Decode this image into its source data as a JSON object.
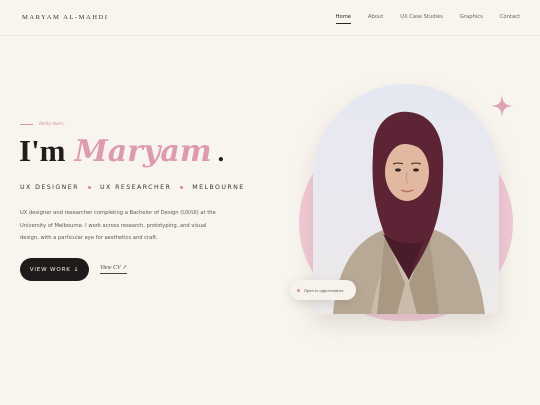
{
  "header": {
    "brand": "MARYAM AL-MAHDI",
    "nav": [
      {
        "label": "Home",
        "active": true
      },
      {
        "label": "About"
      },
      {
        "label": "UX Case Studies"
      },
      {
        "label": "Graphics"
      },
      {
        "label": "Contact"
      }
    ]
  },
  "hero": {
    "greeting": "Hello there,",
    "title_prefix": "I'm",
    "title_name": "Maryam",
    "title_suffix": ".",
    "roles": [
      "UX DESIGNER",
      "UX RESEARCHER",
      "MELBOURNE"
    ],
    "description": "UX designer and researcher completing a Bachelor of Design (UX/UI) at the University of Melbourne. I work across research, prototyping, and visual design, with a particular eye for aesthetics and craft.",
    "primary_button": "VIEW WORK",
    "primary_button_icon": "↓",
    "secondary_link": "View CV ↗"
  },
  "portrait": {
    "badge": "Open to opportunities",
    "sparkle_icon": "four-point-star-icon"
  },
  "colors": {
    "background": "#f8f5ee",
    "accent_pink": "#dc9bb0",
    "dark": "#1f1b1a"
  }
}
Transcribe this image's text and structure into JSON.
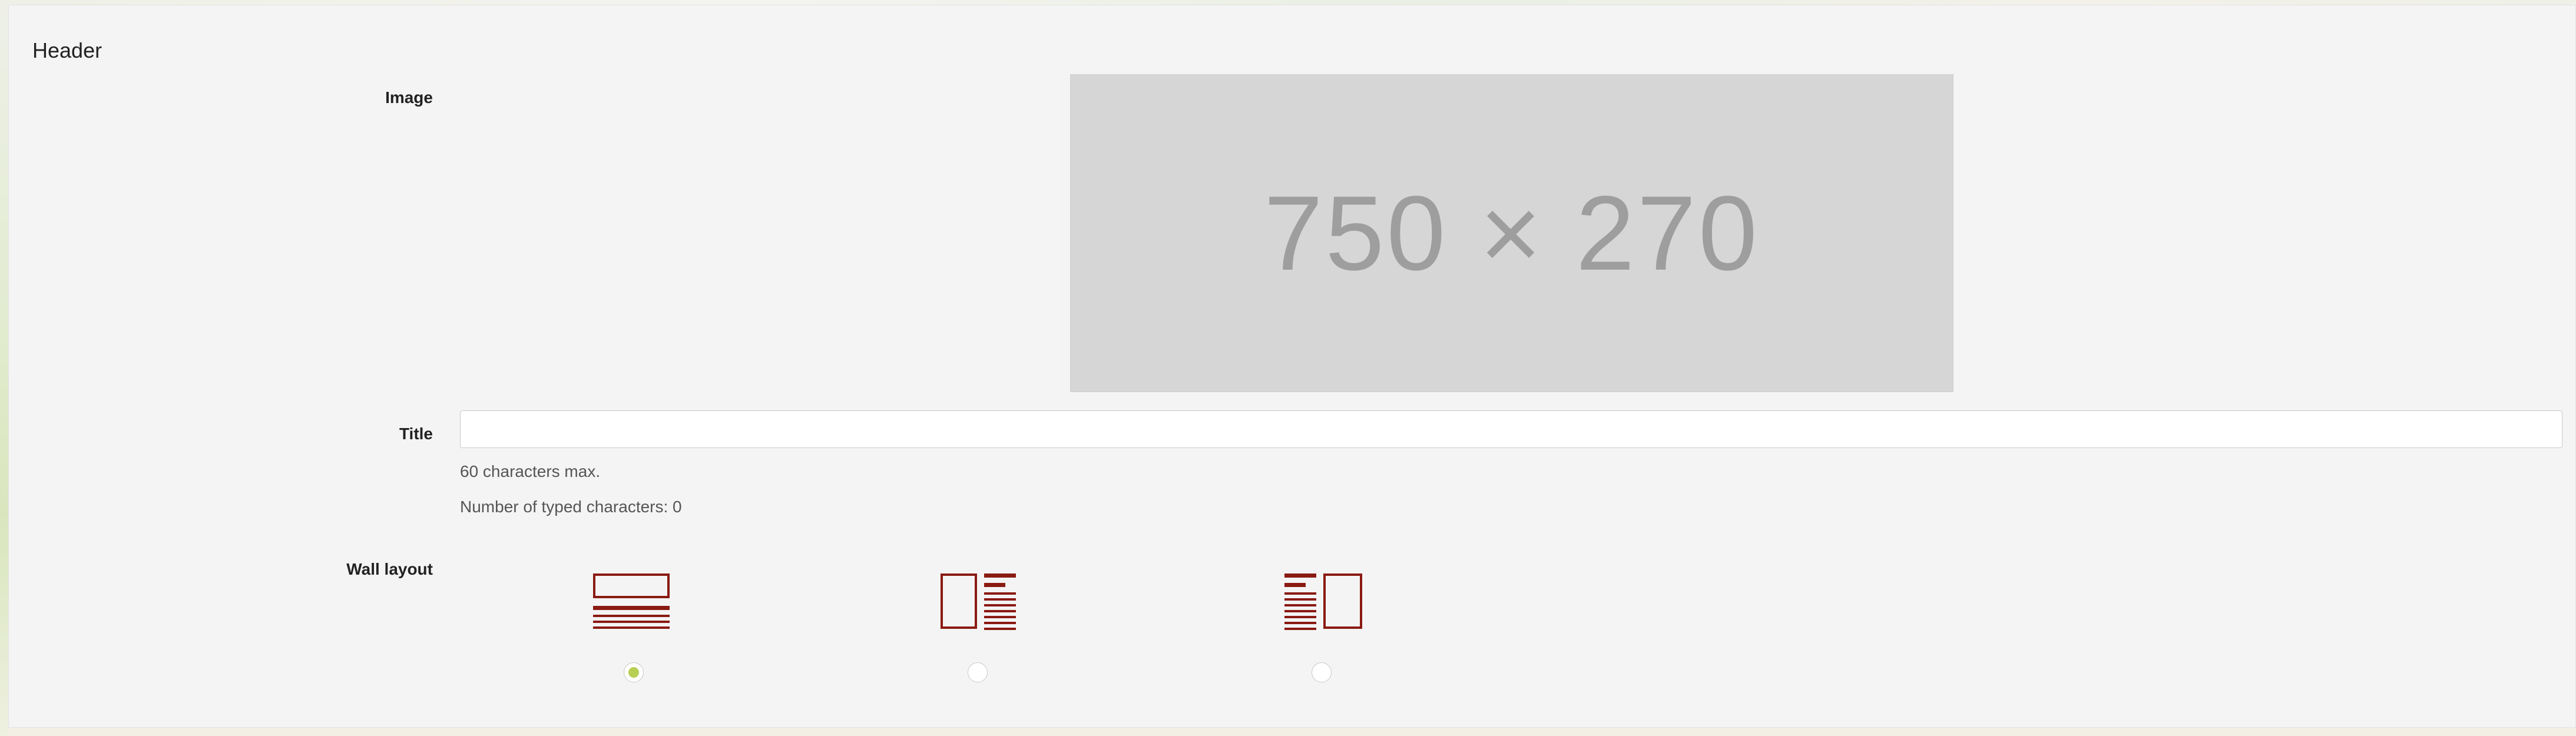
{
  "section": {
    "title": "Header"
  },
  "image": {
    "label": "Image",
    "placeholder_text": "750 × 270"
  },
  "title_field": {
    "label": "Title",
    "value": "",
    "help": "60 characters max.",
    "counter": "Number of typed characters: 0"
  },
  "wall_layout": {
    "label": "Wall layout",
    "options": [
      {
        "icon": "layout-image-top-icon",
        "selected": true
      },
      {
        "icon": "layout-image-left-icon",
        "selected": false
      },
      {
        "icon": "layout-image-right-icon",
        "selected": false
      }
    ],
    "icon_color": "#8a1a12",
    "radio_selected_color": "#b7cf53"
  }
}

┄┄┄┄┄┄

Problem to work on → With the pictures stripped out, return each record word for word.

Answer below →
Decode this image into its source data as a JSON object.
{
  "header": {
    "brand": "MARYAM AL-MAHDI",
    "nav": [
      {
        "label": "Home",
        "active": true
      },
      {
        "label": "About"
      },
      {
        "label": "UX Case Studies"
      },
      {
        "label": "Graphics"
      },
      {
        "label": "Contact"
      }
    ]
  },
  "hero": {
    "greeting": "Hello there,",
    "title_prefix": "I'm",
    "title_name": "Maryam",
    "title_suffix": ".",
    "roles": [
      "UX DESIGNER",
      "UX RESEARCHER",
      "MELBOURNE"
    ],
    "description": "UX designer and researcher completing a Bachelor of Design (UX/UI) at the University of Melbourne. I work across research, prototyping, and visual design, with a particular eye for aesthetics and craft.",
    "primary_button": "VIEW WORK",
    "primary_button_icon": "↓",
    "secondary_link": "View CV ↗"
  },
  "portrait": {
    "badge": "Open to opportunities",
    "sparkle_icon": "four-point-star-icon"
  },
  "colors": {
    "background": "#f8f5ee",
    "accent_pink": "#dc9bb0",
    "dark": "#1f1b1a"
  }
}
Transcribe this image's text and structure into JSON.
{
  "section": {
    "title": "Header"
  },
  "image": {
    "label": "Image",
    "placeholder_text": "750 × 270"
  },
  "title_field": {
    "label": "Title",
    "value": "",
    "help": "60 characters max.",
    "counter": "Number of typed characters: 0"
  },
  "wall_layout": {
    "label": "Wall layout",
    "options": [
      {
        "icon": "layout-image-top-icon",
        "selected": true
      },
      {
        "icon": "layout-image-left-icon",
        "selected": false
      },
      {
        "icon": "layout-image-right-icon",
        "selected": false
      }
    ],
    "icon_color": "#8a1a12",
    "radio_selected_color": "#b7cf53"
  }
}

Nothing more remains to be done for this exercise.